PMCID: PMC2670534  PMID: 19424418
9.  ZAC, LIT1 (KCNQ1OT1) and p57KIP2 (CDKN1C) are in an imprinted gene network that may play a role in Beckwith–Wiedemann syndrome 
Nucleic Acids Research  2005;33(8):2650-2660.
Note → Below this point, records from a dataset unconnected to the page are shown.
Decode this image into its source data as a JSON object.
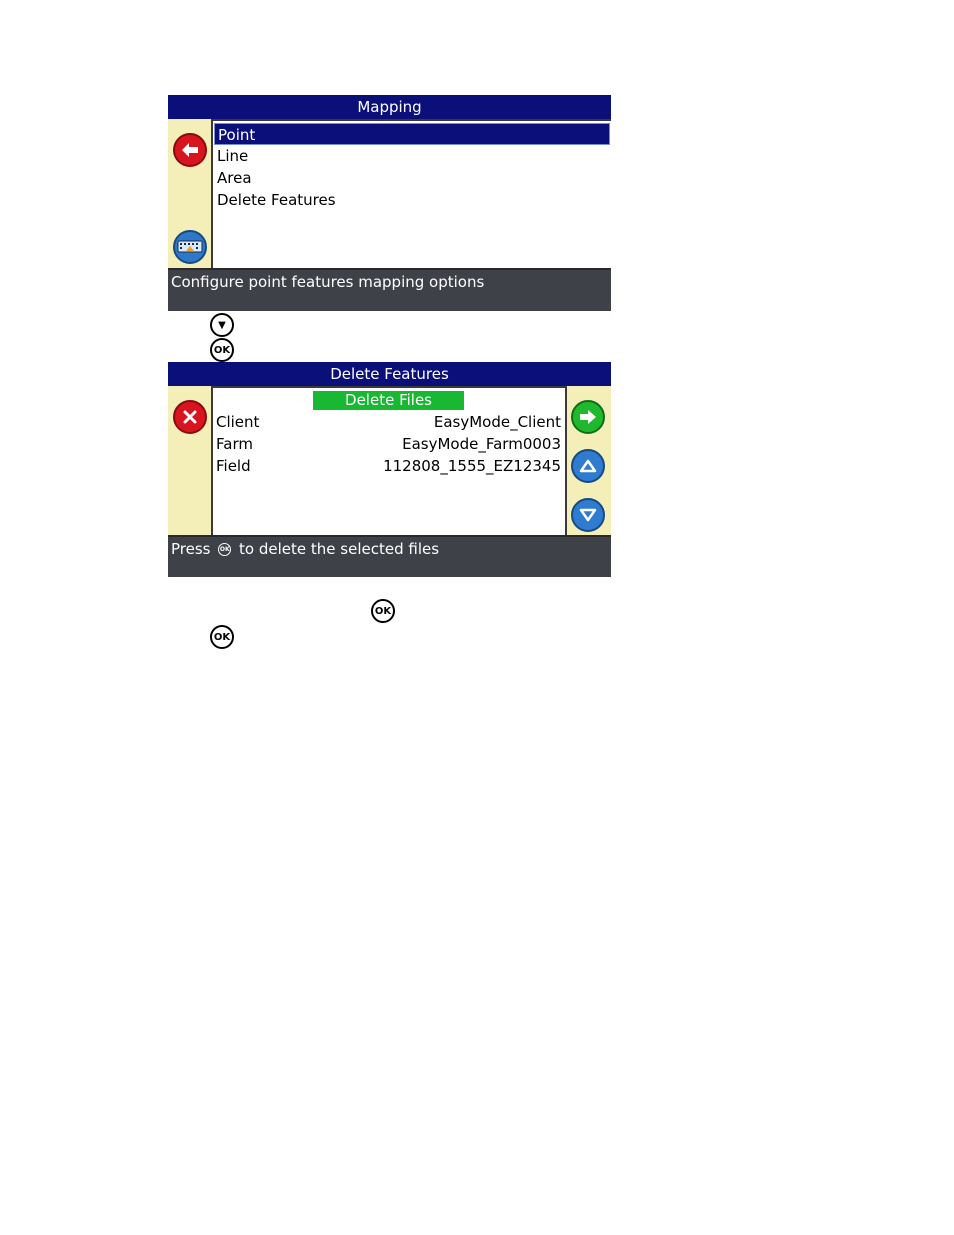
{
  "screen1": {
    "title": "Mapping",
    "menu_items": [
      "Point",
      "Line",
      "Area",
      "Delete Features"
    ],
    "status": "Configure point features mapping options",
    "icons": [
      "back-arrow-icon",
      "keyboard-icon"
    ]
  },
  "steps": {
    "down_key": "▼",
    "ok_key": "OK"
  },
  "screen2": {
    "title": "Delete Features",
    "header": "Delete Files",
    "rows": [
      {
        "label": "Client",
        "value": "EasyMode_Client"
      },
      {
        "label": "Farm",
        "value": "EasyMode_Farm0003"
      },
      {
        "label": "Field",
        "value": "112808_1555_EZ12345"
      }
    ],
    "status_before": "Press",
    "status_inline_key": "OK",
    "status_after": "to delete the selected files",
    "icons": [
      "close-icon",
      "next-arrow-icon",
      "up-arrow-icon",
      "down-arrow-icon"
    ]
  },
  "colors": {
    "title_bar": "#0a0f7a",
    "side_panel": "#f4efb8",
    "status_bar": "#3e4147",
    "highlight_green": "#18b832"
  }
}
Loss of genomic imprinting is involved in a number of developmental abnormalities and cancers. ZAC is an imprinted gene expressed from the paternal allele of chromosome 6q24 within a region known to harbor a tumor suppressor gene for several types of neoplasia. p57KIP2 (CDKN1C) is a maternally expressed gene located on chromosome 11p15.5 which encodes a cyclin-dependent kinase inhibitor that may also act as a tumor suppressor gene. Mutations in ZAC and p57KIP2 have been implicated in transient neonatal diabetes mellitus (TNDB) and Beckwith–Wiedemann syndrome, respectively. Patients with these diseases share many characteristics. Here we show that mouse Zac1 and p57Kip2 have a strikingly similar expression pattern. ZAC, a sequence-specific DNA-binding protein, binds within the CpG island of LIT1 (KCNQ1OT1), a paternally expressed, anti-sense RNA thought to negatively regulate p57KIP2 in cis. ZAC induces LIT1 transcription in a methylation-dependent manner. Our data suggest that ZAC may regulate p57KIP2 through LIT1, forming part of a novel signaling pathway regulating cell growth. Mutations in ZAC may, therefore, contribute to Beckwith–Wiedemann syndrome. Furthermore, we find changes in DNA methylation at the LIT1 putative imprinting control region in two patients with TNDB.
PMCID: PMC1097765  PMID: 15888726

Results 1-9 (9)